We learned about Calvinism today. And it's been another one of those days when I wanted to appologise to the rest of the world for what Christianity has done to the face of the earth nad humanity as we know it. As it turns out, the reformation was pretty messed up in a lot of ways. These guys tended to practice most of what they preached, but not entirely.
The part that was most embarrassing sitting in the class was the part when Cadorette mentioned that the Christians during the 16th century were mostly just duking it out with each other. Like, they had no enemy (that they could percieve, anyway) on the outside, so they turned in among themselves like adolescents and started beating the snot out of each other. Calvinists would burn heretics at the stake because they wouldn't conform to the laws of the city, Catholics and Lutherans were always at each other's throats, and everyone hated the Anabaptists. Instead of being God's kingdom on earth, each sect decided that they were already good enough, but the rest of the world - now THEY were messed up.

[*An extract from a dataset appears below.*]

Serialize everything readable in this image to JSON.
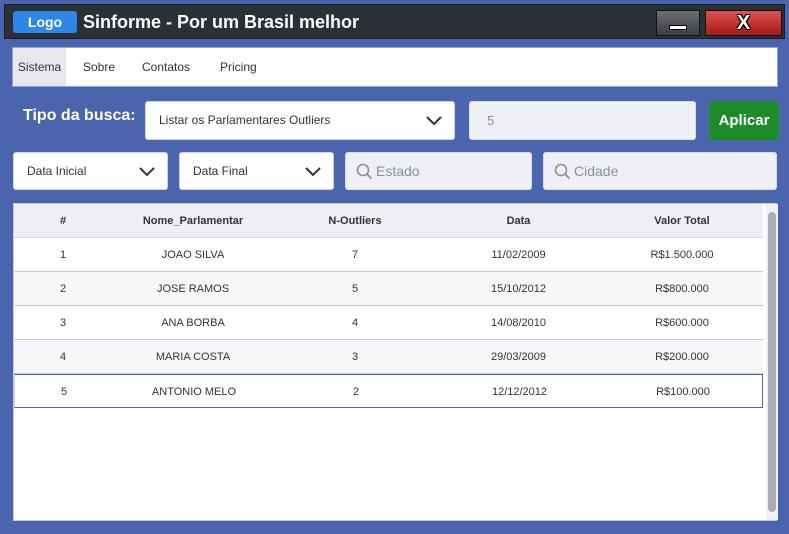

The arrogance of this astonishes me. I don't pretend to have anything together - that would make me a hypocrite - but I worry that lots of people have gotten this notion that their whole life is fine because somebody else's is worse. Take Calvin for example. He said a lot of good things in his Institutes. I haven't read the whole thing, but it seems pretty solid. Then he gets to the bit about predestination. I'm sorry, but ... he missed the boat on this one. Predestination is used in the theology not as it is in scripture (in scripture, the paradox is that predestination and free will are BOTH true), but as a tool to make people afraid enough to conform to the governing system.
In some ways, this was brilliant, because you can make people behave however they want to. But it's terribly un-Godly. Forcing your view on somebody is not a Godly property. There's another paradox - it's living the lifestyle and showing people that it really is better to know God than not, but not forcing it down their throats. I'm not in any way condoning relativism - Jesus really is the only way to God, and if you think scripture says otherwise, you're kind of fooling yourself. But this doesn't undermine Jesus' other teachings about compassion and mercy and protecting the lost, the broken, the losers, the unwhole, the confused, and the downtrodden.
Which, as I'm growing to understand it, is pretty much this whole freakin' planet.
I was at Willow Creek last year and had the good fortune to hear Erwin McManus speak, and then got to meet him in person. Very cool guy, by the way. But I asked him something that had been nagging at me for a while. See, I go to this way liberal university where being a Christian is a horrible thing, but anything else is ok. And through his talk, Erwin talked about all these ways to reach the lost and broken. And I asked him, "how can you reach a campus of people who are rich and have everything they could seemingly want? I don't get it, they've got everything and seem perfectly content!" And he looked at me and said "that's easy, see, they just don't know that they're missing something."
And so I guess you have to show them what they're missing. Not by pointing your finger at them and yelling "you're lost in a sea of your own sin. Repent or burn!" That's not the right way. You live the life. You show them that Jesus makes your life (as He really does) worth living, that life is deeper and better because Jesus is involved. No, it's not easy, and it's not care-free, and it's not a guarentee that you'll never doubt again, but it's more fulfilling, more satisfying than any other life - in short, it's an adventure. You never know what God might tell you next, where to go, or where to stop.
I love that image of my faith more than any other. Christ is a guy who's worth knowing, and worth devoting your life to - you can take my word on that.